_Extracted records_.
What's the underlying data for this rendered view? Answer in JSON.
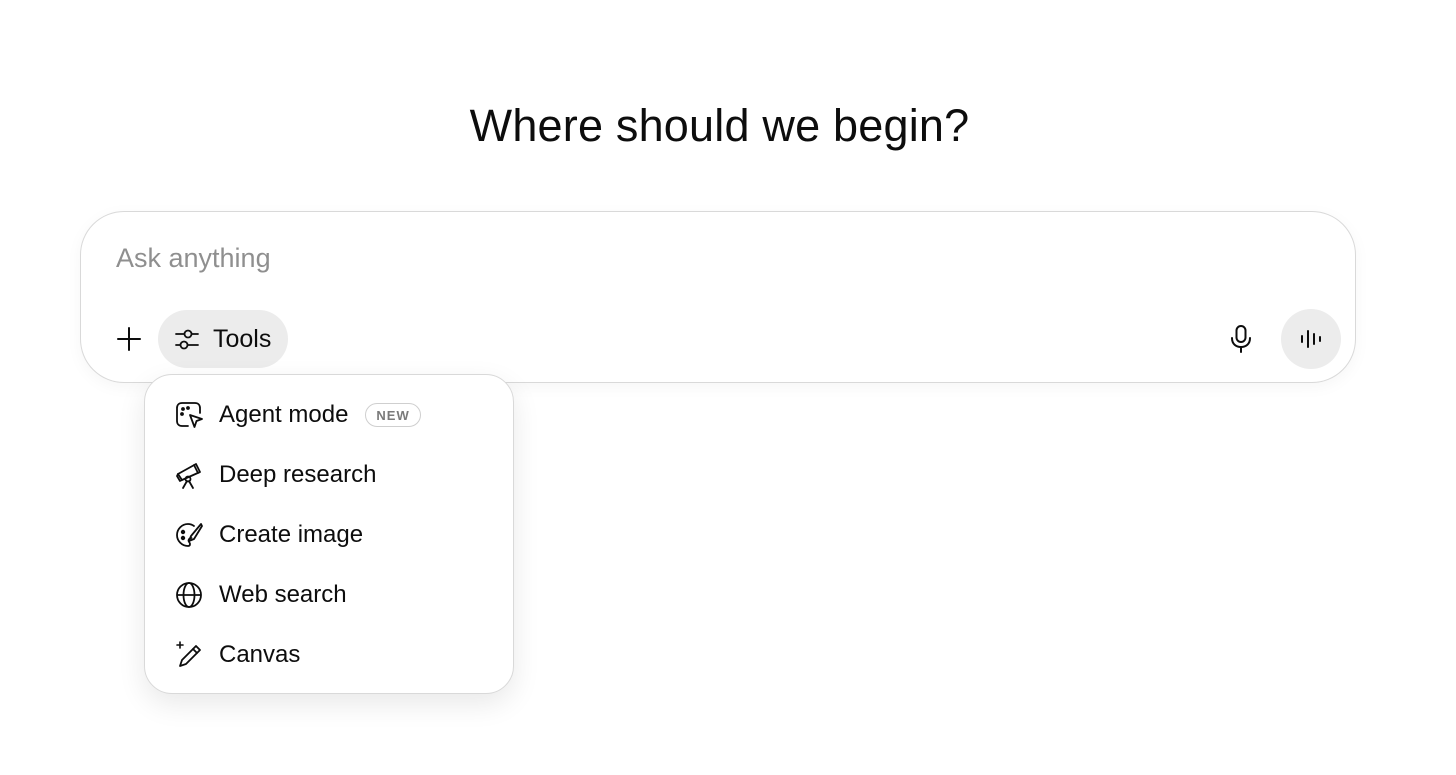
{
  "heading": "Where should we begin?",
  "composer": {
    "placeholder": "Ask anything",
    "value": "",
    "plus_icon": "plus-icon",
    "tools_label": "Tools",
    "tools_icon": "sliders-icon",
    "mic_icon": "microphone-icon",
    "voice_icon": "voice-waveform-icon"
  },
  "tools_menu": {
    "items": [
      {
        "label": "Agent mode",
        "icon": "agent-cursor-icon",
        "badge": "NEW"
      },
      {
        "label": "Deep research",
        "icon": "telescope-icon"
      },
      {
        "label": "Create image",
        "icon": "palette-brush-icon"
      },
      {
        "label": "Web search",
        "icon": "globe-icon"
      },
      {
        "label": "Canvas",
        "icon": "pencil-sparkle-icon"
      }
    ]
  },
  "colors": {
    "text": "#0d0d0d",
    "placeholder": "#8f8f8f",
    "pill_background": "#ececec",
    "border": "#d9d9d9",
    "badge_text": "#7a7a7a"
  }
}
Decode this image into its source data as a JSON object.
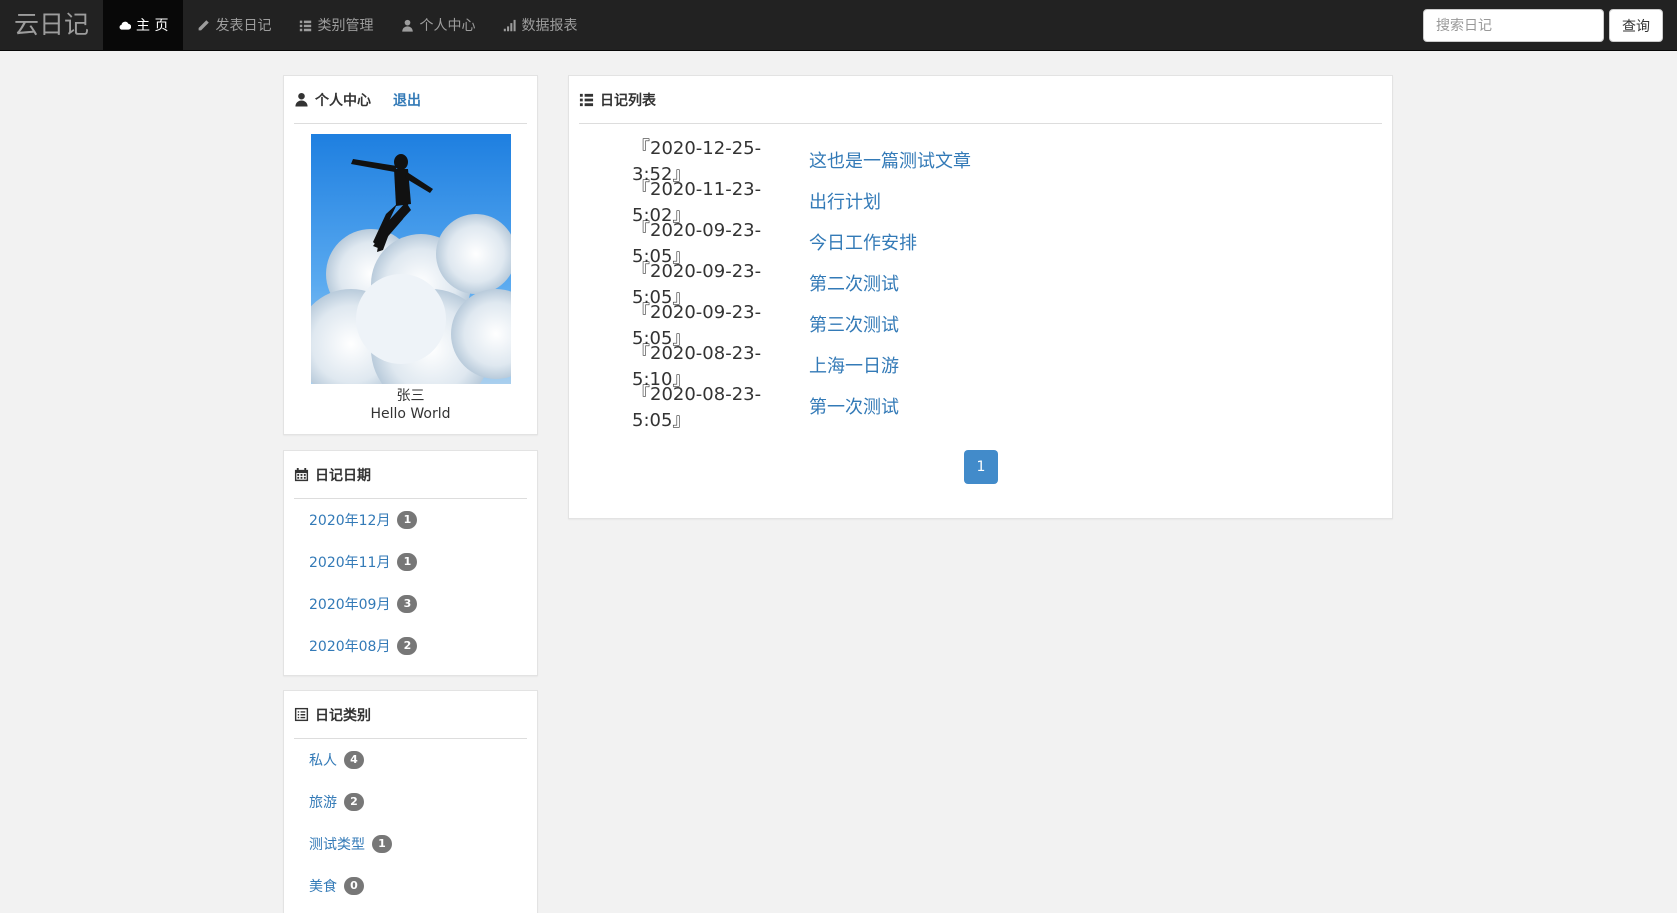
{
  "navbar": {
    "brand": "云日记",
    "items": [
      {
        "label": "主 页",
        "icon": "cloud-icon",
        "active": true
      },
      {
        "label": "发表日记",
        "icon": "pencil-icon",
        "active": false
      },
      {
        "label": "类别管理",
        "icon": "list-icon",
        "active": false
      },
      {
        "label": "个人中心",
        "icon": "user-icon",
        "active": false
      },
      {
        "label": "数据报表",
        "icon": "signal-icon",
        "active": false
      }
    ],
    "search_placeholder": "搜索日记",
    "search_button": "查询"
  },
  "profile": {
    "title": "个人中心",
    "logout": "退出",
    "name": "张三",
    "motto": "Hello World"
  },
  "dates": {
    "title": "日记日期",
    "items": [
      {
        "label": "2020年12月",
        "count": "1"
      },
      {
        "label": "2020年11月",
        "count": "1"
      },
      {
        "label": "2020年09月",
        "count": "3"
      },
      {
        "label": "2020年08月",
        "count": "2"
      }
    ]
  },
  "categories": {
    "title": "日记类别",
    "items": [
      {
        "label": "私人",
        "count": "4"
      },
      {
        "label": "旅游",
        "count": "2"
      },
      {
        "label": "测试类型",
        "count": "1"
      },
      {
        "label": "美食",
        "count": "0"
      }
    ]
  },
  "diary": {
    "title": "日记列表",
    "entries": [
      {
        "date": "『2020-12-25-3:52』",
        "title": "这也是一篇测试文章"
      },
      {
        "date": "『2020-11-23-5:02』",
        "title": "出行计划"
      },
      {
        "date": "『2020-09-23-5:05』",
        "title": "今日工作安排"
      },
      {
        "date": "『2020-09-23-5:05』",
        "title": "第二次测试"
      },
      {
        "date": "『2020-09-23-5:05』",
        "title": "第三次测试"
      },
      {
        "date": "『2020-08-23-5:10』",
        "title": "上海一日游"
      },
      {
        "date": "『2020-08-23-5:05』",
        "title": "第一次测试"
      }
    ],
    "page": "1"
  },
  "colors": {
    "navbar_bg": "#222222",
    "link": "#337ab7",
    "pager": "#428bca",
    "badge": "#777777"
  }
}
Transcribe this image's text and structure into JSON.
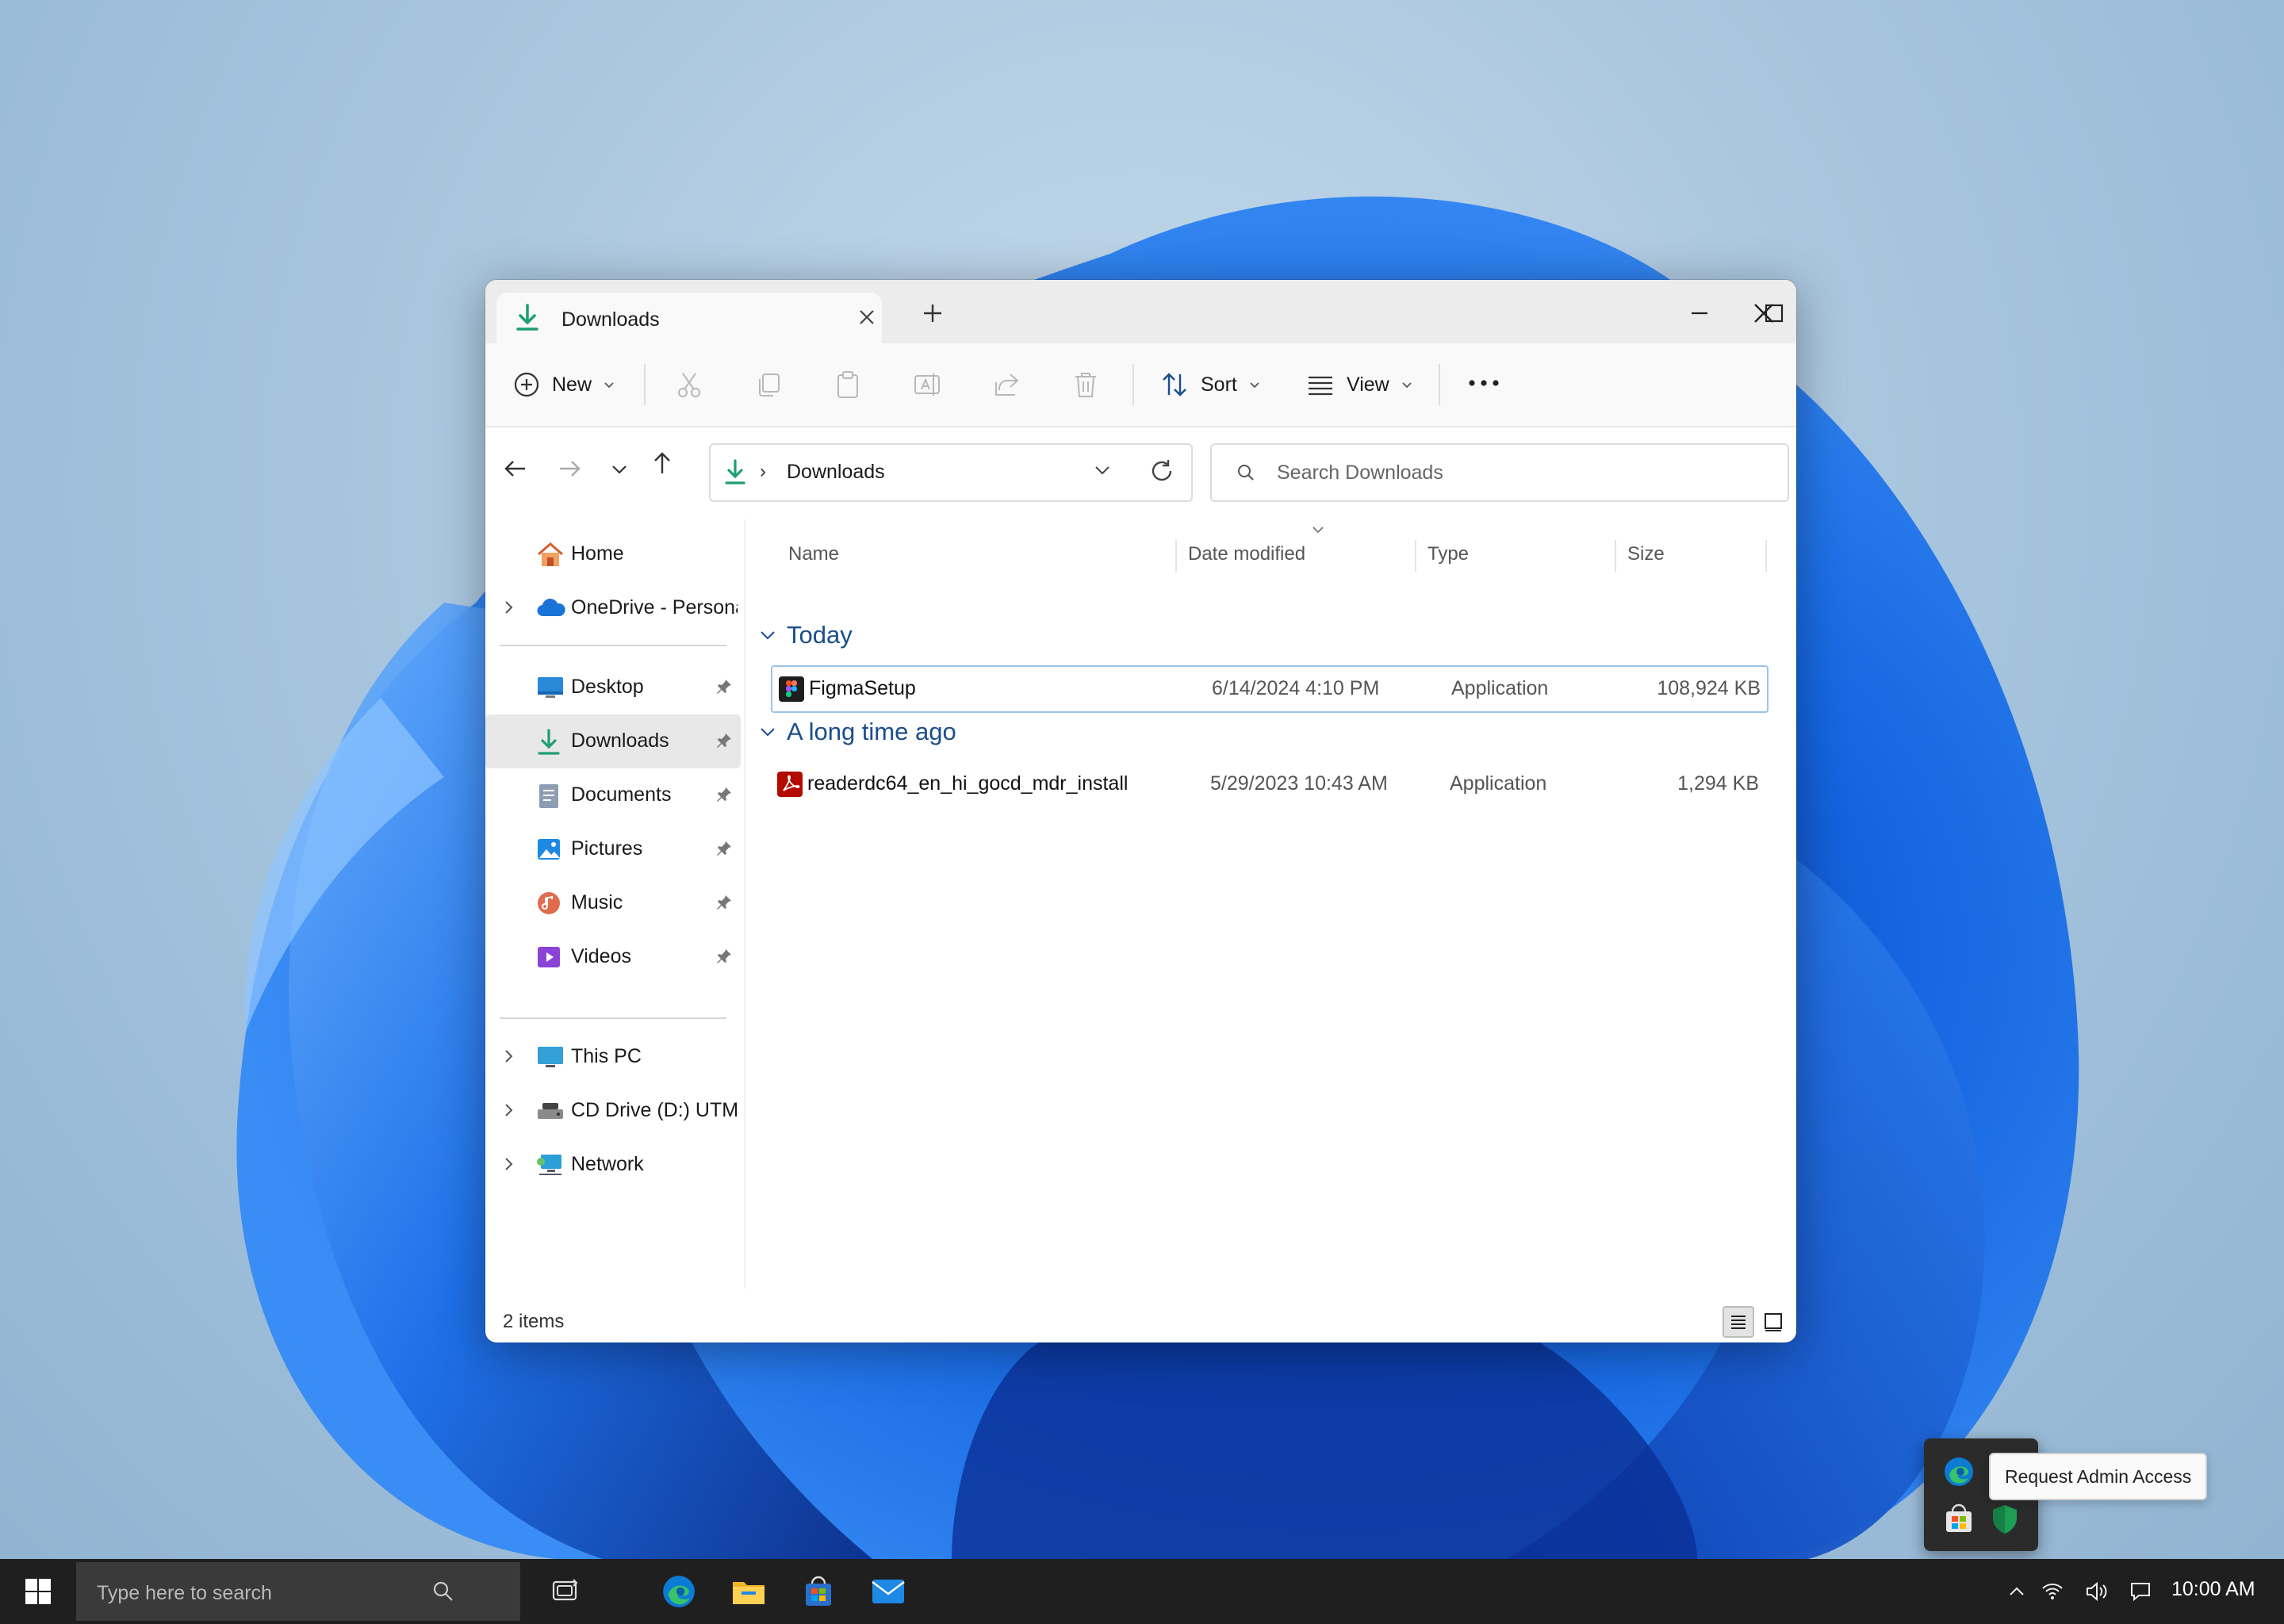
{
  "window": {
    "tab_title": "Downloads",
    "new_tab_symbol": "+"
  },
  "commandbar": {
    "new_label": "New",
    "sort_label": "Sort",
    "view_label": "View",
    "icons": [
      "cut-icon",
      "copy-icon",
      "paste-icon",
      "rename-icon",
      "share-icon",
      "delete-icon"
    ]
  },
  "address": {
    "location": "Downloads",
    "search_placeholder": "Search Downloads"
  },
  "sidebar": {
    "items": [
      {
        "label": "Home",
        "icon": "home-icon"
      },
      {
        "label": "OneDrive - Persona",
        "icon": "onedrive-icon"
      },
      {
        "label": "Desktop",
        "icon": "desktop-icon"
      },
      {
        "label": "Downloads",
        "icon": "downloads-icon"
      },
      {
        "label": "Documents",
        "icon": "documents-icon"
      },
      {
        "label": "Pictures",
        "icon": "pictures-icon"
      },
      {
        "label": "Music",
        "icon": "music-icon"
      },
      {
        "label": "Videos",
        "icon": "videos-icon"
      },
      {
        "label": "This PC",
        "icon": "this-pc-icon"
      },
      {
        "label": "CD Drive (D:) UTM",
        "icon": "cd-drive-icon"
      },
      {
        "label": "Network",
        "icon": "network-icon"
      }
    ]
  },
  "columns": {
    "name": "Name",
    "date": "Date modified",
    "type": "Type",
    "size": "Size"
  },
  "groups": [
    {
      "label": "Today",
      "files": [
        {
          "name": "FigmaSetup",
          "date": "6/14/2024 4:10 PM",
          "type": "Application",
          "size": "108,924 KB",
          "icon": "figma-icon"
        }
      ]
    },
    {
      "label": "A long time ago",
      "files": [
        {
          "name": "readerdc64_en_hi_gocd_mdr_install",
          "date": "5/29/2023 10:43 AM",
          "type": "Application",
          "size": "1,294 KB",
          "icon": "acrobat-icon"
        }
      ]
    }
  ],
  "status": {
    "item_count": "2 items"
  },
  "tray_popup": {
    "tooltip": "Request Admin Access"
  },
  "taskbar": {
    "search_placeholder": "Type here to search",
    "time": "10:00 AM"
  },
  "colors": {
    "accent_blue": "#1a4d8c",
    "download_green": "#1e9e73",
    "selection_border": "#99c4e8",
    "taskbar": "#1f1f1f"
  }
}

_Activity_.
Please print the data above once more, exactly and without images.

_Written response_.
What's the underlying data for this rendered view? Answer in JSON.
{
  "heading": "Where should we begin?",
  "composer": {
    "placeholder": "Ask anything",
    "value": "",
    "plus_icon": "plus-icon",
    "tools_label": "Tools",
    "tools_icon": "sliders-icon",
    "mic_icon": "microphone-icon",
    "voice_icon": "voice-waveform-icon"
  },
  "tools_menu": {
    "items": [
      {
        "label": "Agent mode",
        "icon": "agent-cursor-icon",
        "badge": "NEW"
      },
      {
        "label": "Deep research",
        "icon": "telescope-icon"
      },
      {
        "label": "Create image",
        "icon": "palette-brush-icon"
      },
      {
        "label": "Web search",
        "icon": "globe-icon"
      },
      {
        "label": "Canvas",
        "icon": "pencil-sparkle-icon"
      }
    ]
  },
  "colors": {
    "text": "#0d0d0d",
    "placeholder": "#8f8f8f",
    "pill_background": "#ececec",
    "border": "#d9d9d9",
    "badge_text": "#7a7a7a"
  }
}
Decode this image into its source data as a JSON object.
{
  "navbar": {
    "brand": "云日记",
    "items": [
      {
        "label": "主 页",
        "icon": "cloud-icon",
        "active": true
      },
      {
        "label": "发表日记",
        "icon": "pencil-icon",
        "active": false
      },
      {
        "label": "类别管理",
        "icon": "list-icon",
        "active": false
      },
      {
        "label": "个人中心",
        "icon": "user-icon",
        "active": false
      },
      {
        "label": "数据报表",
        "icon": "signal-icon",
        "active": false
      }
    ],
    "search_placeholder": "搜索日记",
    "search_button": "查询"
  },
  "profile": {
    "title": "个人中心",
    "logout": "退出",
    "name": "张三",
    "motto": "Hello World"
  },
  "dates": {
    "title": "日记日期",
    "items": [
      {
        "label": "2020年12月",
        "count": "1"
      },
      {
        "label": "2020年11月",
        "count": "1"
      },
      {
        "label": "2020年09月",
        "count": "3"
      },
      {
        "label": "2020年08月",
        "count": "2"
      }
    ]
  },
  "categories": {
    "title": "日记类别",
    "items": [
      {
        "label": "私人",
        "count": "4"
      },
      {
        "label": "旅游",
        "count": "2"
      },
      {
        "label": "测试类型",
        "count": "1"
      },
      {
        "label": "美食",
        "count": "0"
      }
    ]
  },
  "diary": {
    "title": "日记列表",
    "entries": [
      {
        "date": "『2020-12-25-3:52』",
        "title": "这也是一篇测试文章"
      },
      {
        "date": "『2020-11-23-5:02』",
        "title": "出行计划"
      },
      {
        "date": "『2020-09-23-5:05』",
        "title": "今日工作安排"
      },
      {
        "date": "『2020-09-23-5:05』",
        "title": "第二次测试"
      },
      {
        "date": "『2020-09-23-5:05』",
        "title": "第三次测试"
      },
      {
        "date": "『2020-08-23-5:10』",
        "title": "上海一日游"
      },
      {
        "date": "『2020-08-23-5:05』",
        "title": "第一次测试"
      }
    ],
    "page": "1"
  },
  "colors": {
    "navbar_bg": "#222222",
    "link": "#337ab7",
    "pager": "#428bca",
    "badge": "#777777"
  }
}
Transcribe this image's text and structure into JSON.
{
  "window": {
    "tab_title": "Downloads",
    "new_tab_symbol": "+"
  },
  "commandbar": {
    "new_label": "New",
    "sort_label": "Sort",
    "view_label": "View",
    "icons": [
      "cut-icon",
      "copy-icon",
      "paste-icon",
      "rename-icon",
      "share-icon",
      "delete-icon"
    ]
  },
  "address": {
    "location": "Downloads",
    "search_placeholder": "Search Downloads"
  },
  "sidebar": {
    "items": [
      {
        "label": "Home",
        "icon": "home-icon"
      },
      {
        "label": "OneDrive - Persona",
        "icon": "onedrive-icon"
      },
      {
        "label": "Desktop",
        "icon": "desktop-icon"
      },
      {
        "label": "Downloads",
        "icon": "downloads-icon"
      },
      {
        "label": "Documents",
        "icon": "documents-icon"
      },
      {
        "label": "Pictures",
        "icon": "pictures-icon"
      },
      {
        "label": "Music",
        "icon": "music-icon"
      },
      {
        "label": "Videos",
        "icon": "videos-icon"
      },
      {
        "label": "This PC",
        "icon": "this-pc-icon"
      },
      {
        "label": "CD Drive (D:) UTM",
        "icon": "cd-drive-icon"
      },
      {
        "label": "Network",
        "icon": "network-icon"
      }
    ]
  },
  "columns": {
    "name": "Name",
    "date": "Date modified",
    "type": "Type",
    "size": "Size"
  },
  "groups": [
    {
      "label": "Today",
      "files": [
        {
          "name": "FigmaSetup",
          "date": "6/14/2024 4:10 PM",
          "type": "Application",
          "size": "108,924 KB",
          "icon": "figma-icon"
        }
      ]
    },
    {
      "label": "A long time ago",
      "files": [
        {
          "name": "readerdc64_en_hi_gocd_mdr_install",
          "date": "5/29/2023 10:43 AM",
          "type": "Application",
          "size": "1,294 KB",
          "icon": "acrobat-icon"
        }
      ]
    }
  ],
  "status": {
    "item_count": "2 items"
  },
  "tray_popup": {
    "tooltip": "Request Admin Access"
  },
  "taskbar": {
    "search_placeholder": "Type here to search",
    "time": "10:00 AM"
  },
  "colors": {
    "accent_blue": "#1a4d8c",
    "download_green": "#1e9e73",
    "selection_border": "#99c4e8",
    "taskbar": "#1f1f1f"
  }
}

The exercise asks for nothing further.